> INFORMATION PROVIDED

◆ ◆ ◆ ◆

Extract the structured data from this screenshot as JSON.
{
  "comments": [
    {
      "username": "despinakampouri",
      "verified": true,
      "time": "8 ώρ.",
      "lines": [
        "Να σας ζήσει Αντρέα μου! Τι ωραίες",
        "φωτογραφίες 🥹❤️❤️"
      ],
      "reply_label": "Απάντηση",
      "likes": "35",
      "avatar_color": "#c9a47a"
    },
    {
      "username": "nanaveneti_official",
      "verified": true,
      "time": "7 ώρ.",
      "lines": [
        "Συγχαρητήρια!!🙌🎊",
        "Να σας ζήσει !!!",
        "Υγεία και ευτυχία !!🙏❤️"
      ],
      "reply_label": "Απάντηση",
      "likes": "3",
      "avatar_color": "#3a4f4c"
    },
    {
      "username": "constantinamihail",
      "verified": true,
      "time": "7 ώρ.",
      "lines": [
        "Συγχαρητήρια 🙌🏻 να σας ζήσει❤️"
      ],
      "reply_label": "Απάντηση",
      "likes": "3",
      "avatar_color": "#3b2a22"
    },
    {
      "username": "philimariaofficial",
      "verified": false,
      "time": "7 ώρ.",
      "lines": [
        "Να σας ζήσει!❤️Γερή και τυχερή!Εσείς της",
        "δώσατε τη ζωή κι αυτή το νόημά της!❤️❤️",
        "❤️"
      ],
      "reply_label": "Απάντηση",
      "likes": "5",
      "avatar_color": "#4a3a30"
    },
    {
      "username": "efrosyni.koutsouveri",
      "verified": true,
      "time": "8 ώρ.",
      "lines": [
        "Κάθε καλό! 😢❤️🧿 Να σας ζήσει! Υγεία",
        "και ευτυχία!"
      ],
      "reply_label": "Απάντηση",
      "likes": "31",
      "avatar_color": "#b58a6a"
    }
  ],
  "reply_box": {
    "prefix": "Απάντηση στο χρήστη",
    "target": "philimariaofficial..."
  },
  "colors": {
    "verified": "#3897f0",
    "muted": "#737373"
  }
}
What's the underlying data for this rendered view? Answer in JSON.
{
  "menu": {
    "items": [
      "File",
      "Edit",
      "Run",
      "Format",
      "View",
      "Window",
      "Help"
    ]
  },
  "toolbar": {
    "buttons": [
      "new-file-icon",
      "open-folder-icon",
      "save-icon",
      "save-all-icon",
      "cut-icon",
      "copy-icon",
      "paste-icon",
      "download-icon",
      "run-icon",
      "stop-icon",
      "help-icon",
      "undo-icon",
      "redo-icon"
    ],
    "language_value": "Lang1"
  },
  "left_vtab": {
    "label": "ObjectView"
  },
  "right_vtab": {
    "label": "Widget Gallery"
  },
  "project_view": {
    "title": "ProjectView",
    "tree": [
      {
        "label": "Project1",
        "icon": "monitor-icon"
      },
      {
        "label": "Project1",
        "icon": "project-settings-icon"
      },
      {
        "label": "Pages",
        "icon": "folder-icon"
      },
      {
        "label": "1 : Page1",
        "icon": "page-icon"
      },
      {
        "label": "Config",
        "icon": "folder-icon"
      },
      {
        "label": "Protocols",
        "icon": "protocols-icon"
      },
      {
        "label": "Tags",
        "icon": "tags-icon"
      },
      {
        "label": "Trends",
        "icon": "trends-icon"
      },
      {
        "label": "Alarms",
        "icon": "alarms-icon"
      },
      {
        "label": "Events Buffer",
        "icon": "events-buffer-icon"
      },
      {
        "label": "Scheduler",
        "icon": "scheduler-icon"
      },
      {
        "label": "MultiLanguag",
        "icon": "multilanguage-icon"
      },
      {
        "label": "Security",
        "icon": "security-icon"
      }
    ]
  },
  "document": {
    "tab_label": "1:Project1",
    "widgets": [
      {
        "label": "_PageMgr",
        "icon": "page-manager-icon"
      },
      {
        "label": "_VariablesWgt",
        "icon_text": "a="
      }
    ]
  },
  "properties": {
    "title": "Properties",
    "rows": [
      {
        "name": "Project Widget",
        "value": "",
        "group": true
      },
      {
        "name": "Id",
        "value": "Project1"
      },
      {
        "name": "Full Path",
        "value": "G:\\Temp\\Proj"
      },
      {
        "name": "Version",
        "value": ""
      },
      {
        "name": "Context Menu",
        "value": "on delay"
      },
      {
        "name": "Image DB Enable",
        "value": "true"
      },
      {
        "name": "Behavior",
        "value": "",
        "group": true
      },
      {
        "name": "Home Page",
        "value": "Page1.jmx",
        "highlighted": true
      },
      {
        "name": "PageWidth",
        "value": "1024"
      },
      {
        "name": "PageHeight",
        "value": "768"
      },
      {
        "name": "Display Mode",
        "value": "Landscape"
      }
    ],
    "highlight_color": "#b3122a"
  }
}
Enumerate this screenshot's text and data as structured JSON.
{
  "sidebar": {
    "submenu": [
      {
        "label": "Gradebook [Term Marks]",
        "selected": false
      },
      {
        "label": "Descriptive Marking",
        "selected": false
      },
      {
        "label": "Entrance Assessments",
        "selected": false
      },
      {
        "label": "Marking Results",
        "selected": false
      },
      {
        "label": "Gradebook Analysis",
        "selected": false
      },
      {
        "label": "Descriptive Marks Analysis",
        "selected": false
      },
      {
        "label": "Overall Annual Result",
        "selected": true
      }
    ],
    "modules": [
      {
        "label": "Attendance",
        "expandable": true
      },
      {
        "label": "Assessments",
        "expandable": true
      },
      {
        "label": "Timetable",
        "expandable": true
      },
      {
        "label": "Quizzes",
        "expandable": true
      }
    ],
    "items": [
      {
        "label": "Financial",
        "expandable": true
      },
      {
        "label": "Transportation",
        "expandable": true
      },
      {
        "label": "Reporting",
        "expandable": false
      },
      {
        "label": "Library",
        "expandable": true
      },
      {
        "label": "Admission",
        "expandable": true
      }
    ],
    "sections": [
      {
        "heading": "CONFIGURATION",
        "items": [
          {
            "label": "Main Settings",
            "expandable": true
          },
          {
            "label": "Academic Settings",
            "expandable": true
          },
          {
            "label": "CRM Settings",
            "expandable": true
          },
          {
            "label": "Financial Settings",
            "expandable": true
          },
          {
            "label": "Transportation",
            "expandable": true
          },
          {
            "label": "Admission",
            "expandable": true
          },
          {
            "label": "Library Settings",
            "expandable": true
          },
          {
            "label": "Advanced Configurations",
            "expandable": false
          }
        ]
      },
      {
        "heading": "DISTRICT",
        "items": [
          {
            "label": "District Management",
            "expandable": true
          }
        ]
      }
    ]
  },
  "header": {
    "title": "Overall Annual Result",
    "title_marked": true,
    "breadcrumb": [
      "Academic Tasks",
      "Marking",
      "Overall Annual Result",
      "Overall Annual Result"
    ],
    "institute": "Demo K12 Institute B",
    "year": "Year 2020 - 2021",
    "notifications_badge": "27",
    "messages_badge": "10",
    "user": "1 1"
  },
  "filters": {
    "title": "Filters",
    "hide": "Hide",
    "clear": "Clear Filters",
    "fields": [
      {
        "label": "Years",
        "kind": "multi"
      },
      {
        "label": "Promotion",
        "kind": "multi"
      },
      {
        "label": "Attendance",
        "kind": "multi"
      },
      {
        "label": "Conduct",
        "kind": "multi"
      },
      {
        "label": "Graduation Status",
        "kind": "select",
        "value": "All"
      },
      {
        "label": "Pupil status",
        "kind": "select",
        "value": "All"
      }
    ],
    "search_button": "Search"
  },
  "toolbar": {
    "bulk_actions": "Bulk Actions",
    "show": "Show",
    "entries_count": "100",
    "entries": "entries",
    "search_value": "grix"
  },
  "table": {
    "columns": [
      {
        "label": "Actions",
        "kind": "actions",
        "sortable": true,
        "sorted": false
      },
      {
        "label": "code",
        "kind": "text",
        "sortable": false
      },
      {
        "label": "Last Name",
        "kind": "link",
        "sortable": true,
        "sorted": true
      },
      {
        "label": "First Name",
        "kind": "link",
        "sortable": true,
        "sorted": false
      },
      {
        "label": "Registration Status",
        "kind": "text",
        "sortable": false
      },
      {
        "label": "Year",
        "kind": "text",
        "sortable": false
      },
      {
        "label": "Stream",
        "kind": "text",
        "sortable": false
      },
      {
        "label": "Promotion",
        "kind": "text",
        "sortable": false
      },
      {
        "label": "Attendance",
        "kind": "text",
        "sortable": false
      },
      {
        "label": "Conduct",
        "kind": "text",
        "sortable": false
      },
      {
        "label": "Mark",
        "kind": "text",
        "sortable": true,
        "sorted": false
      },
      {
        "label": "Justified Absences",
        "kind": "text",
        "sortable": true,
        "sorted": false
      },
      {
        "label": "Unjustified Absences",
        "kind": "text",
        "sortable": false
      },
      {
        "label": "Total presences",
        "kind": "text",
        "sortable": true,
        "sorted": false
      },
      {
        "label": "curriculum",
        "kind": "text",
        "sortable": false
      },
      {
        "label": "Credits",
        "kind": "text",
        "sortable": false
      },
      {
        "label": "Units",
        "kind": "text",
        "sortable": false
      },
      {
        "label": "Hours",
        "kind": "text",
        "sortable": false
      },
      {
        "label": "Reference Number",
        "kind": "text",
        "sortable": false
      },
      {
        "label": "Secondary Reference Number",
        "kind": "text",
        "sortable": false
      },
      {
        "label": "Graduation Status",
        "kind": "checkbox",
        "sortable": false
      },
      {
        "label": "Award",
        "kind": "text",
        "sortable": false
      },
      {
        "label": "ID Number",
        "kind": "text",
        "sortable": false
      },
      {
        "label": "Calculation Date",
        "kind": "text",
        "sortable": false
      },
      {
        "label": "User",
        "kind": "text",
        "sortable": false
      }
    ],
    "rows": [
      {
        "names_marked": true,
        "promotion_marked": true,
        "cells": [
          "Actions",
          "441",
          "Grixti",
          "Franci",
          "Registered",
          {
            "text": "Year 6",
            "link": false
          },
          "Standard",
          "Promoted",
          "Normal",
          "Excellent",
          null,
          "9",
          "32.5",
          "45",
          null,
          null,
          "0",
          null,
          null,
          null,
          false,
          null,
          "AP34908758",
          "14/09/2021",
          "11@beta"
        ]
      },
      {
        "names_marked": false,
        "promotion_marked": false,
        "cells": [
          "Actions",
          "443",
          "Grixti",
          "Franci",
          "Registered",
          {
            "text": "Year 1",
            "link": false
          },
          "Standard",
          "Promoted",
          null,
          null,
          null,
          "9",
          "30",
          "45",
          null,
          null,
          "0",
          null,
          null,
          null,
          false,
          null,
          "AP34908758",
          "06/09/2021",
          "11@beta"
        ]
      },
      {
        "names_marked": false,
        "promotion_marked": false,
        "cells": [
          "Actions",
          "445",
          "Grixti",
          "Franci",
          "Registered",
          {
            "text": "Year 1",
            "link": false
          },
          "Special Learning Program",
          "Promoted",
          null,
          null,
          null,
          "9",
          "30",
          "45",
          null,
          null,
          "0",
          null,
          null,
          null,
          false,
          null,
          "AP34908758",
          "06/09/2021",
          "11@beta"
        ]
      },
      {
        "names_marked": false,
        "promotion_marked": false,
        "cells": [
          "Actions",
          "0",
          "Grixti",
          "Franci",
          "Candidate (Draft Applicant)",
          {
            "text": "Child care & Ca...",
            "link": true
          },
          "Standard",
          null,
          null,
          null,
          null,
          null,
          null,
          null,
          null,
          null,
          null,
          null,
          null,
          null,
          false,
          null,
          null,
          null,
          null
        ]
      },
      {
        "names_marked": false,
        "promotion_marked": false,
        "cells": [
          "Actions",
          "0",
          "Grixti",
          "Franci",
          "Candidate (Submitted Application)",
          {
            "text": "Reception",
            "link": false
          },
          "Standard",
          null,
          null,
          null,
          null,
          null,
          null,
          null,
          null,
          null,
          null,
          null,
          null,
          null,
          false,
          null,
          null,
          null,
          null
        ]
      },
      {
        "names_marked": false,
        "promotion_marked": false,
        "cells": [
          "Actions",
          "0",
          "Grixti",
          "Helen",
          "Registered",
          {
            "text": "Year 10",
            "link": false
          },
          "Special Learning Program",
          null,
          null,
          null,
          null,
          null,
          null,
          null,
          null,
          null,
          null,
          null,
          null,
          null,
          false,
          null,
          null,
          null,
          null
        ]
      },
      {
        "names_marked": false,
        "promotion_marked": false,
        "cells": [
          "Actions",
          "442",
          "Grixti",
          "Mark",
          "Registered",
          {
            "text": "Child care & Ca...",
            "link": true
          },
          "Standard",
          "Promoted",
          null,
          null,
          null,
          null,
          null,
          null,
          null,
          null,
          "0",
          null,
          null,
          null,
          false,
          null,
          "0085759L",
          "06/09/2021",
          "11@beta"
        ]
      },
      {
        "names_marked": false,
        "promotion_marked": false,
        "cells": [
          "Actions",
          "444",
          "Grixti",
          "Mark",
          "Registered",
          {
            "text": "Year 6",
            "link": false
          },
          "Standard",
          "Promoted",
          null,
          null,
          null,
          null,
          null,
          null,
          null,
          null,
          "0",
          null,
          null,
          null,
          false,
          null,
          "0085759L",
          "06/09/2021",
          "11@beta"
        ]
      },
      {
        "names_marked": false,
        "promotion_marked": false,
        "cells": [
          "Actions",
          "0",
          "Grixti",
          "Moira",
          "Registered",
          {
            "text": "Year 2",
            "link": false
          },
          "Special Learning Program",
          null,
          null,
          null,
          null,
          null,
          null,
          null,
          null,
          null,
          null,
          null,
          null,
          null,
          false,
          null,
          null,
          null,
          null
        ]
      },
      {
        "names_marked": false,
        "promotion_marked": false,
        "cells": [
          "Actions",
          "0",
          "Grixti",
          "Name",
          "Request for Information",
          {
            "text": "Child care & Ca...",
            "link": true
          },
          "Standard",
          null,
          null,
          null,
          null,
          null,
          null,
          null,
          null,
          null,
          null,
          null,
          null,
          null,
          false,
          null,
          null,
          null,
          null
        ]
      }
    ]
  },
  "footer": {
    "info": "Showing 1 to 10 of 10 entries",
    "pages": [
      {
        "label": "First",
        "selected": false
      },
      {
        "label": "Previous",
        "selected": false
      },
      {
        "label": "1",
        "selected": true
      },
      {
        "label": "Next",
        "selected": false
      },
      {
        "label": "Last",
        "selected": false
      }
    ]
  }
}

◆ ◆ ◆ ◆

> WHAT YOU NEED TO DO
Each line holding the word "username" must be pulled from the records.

> EXERCISE OUTPUT
      "username": "despinakampouri",
      "username": "nanaveneti_official",
      "username": "constantinamihail",
      "username": "philimariaofficial",
      "username": "efrosyni.koutsouveri",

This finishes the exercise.